**EXERCISE:**
In your copy, include no images and return each entry exactly as written.

Website and app data records
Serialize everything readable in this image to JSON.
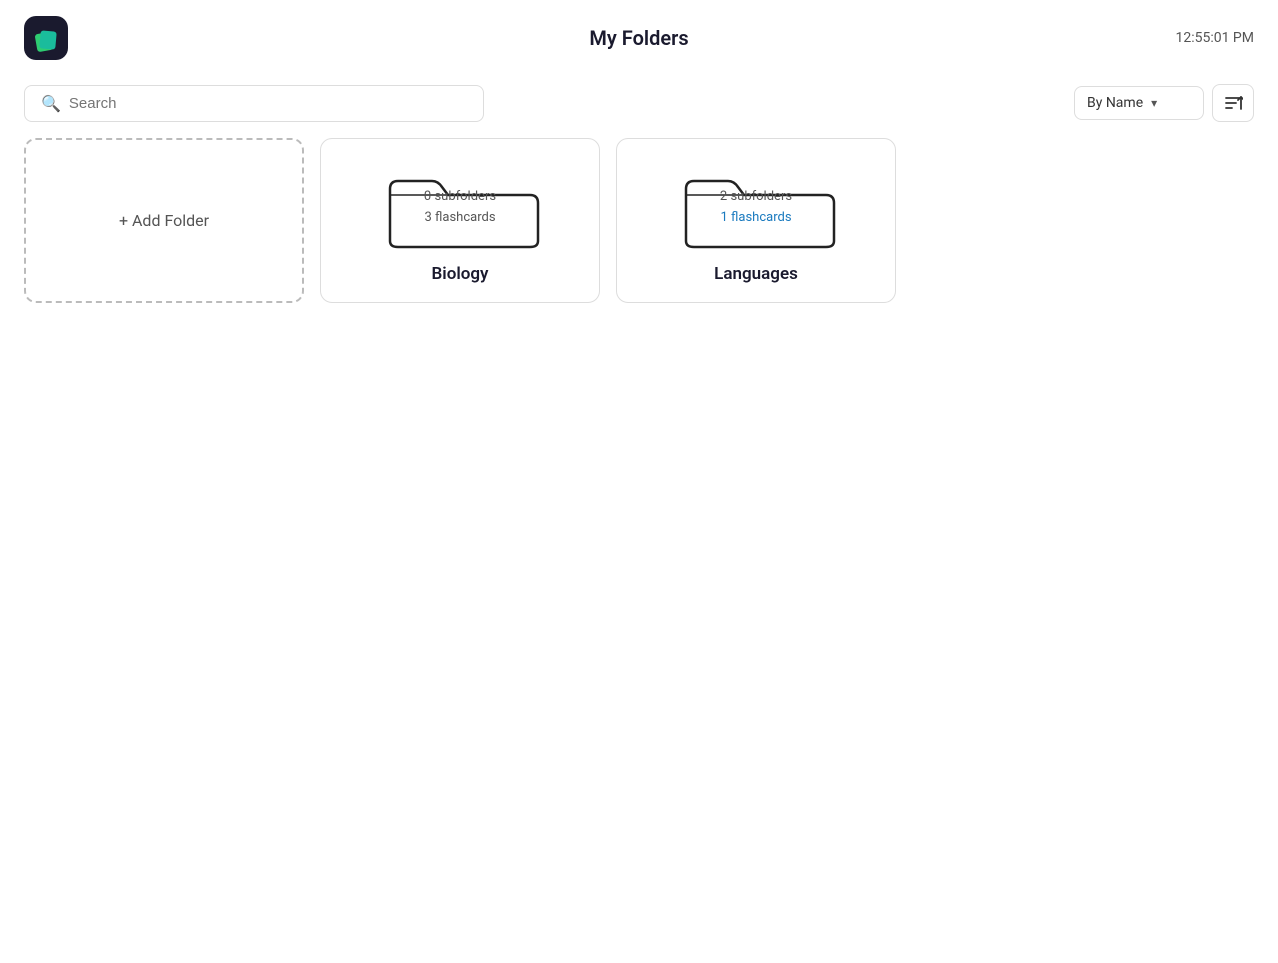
{
  "header": {
    "title": "My Folders",
    "time": "12:55:01 PM",
    "logo_alt": "App Logo"
  },
  "toolbar": {
    "search_placeholder": "Search",
    "sort_label": "By Name",
    "sort_icon_label": "sort-icon"
  },
  "add_folder": {
    "label": "+ Add Folder"
  },
  "folders": [
    {
      "name": "Biology",
      "subfolders": "0 subfolders",
      "flashcards": "3 flashcards"
    },
    {
      "name": "Languages",
      "subfolders": "2 subfolders",
      "flashcards": "1 flashcards"
    }
  ]
}
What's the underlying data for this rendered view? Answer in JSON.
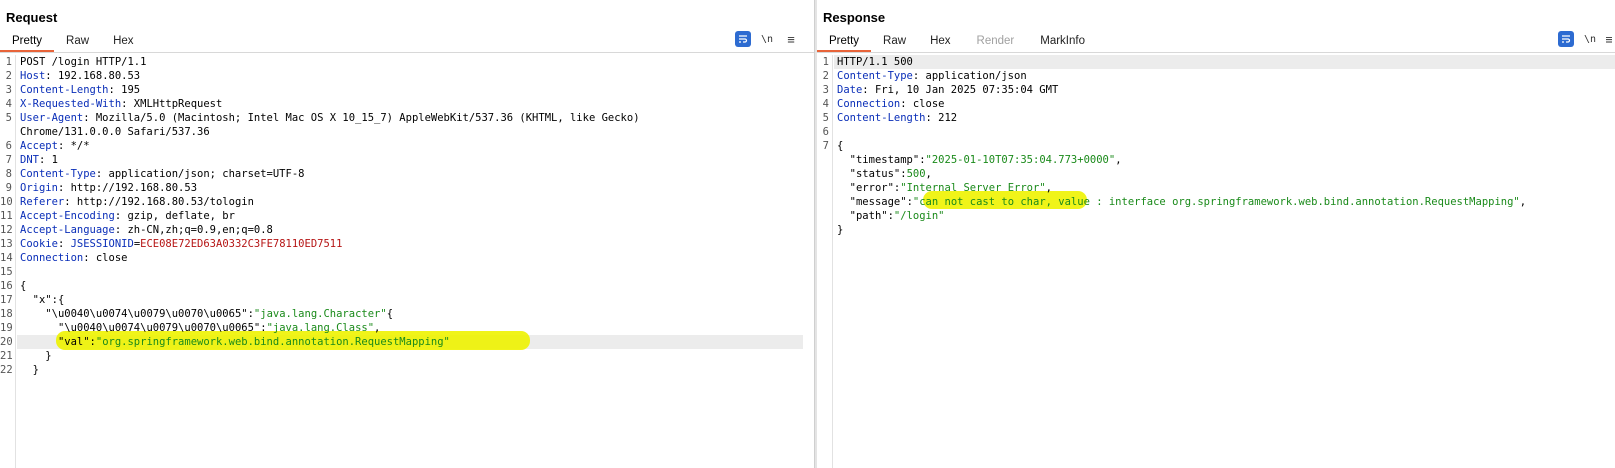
{
  "request": {
    "title": "Request",
    "tabs": [
      "Pretty",
      "Raw",
      "Hex"
    ],
    "active_tab": "Pretty",
    "tools": {
      "newline": "\\n",
      "menu": "≡"
    }
  },
  "response": {
    "title": "Response",
    "tabs": [
      "Pretty",
      "Raw",
      "Hex",
      "Render",
      "MarkInfo"
    ],
    "active_tab": "Pretty",
    "tools": {
      "newline": "\\n",
      "menu": "≡"
    }
  },
  "colors": {
    "header_name": "#0a2eb8",
    "string": "#1a8a1a",
    "cookie_value": "#b51414",
    "highlight": "#eef300",
    "tab_active": "#e8643a",
    "button_active": "#2d6bd1"
  }
}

**COMPLETED EXERCISE:**
Serialize everything readable in this image to JSON.
{
  "header": {
    "title": "My Folders",
    "time": "12:55:01 PM",
    "logo_alt": "App Logo"
  },
  "toolbar": {
    "search_placeholder": "Search",
    "sort_label": "By Name",
    "sort_icon_label": "sort-icon"
  },
  "add_folder": {
    "label": "+ Add Folder"
  },
  "folders": [
    {
      "name": "Biology",
      "subfolders": "0 subfolders",
      "flashcards": "3 flashcards"
    },
    {
      "name": "Languages",
      "subfolders": "2 subfolders",
      "flashcards": "1 flashcards"
    }
  ]
}
What's the underlying data for this rendered view? Answer in JSON.
{
  "request": {
    "title": "Request",
    "tabs": [
      "Pretty",
      "Raw",
      "Hex"
    ],
    "active_tab": "Pretty",
    "tools": {
      "newline": "\\n",
      "menu": "≡"
    }
  },
  "response": {
    "title": "Response",
    "tabs": [
      "Pretty",
      "Raw",
      "Hex",
      "Render",
      "MarkInfo"
    ],
    "active_tab": "Pretty",
    "tools": {
      "newline": "\\n",
      "menu": "≡"
    }
  },
  "colors": {
    "header_name": "#0a2eb8",
    "string": "#1a8a1a",
    "cookie_value": "#b51414",
    "highlight": "#eef300",
    "tab_active": "#e8643a",
    "button_active": "#2d6bd1"
  }
}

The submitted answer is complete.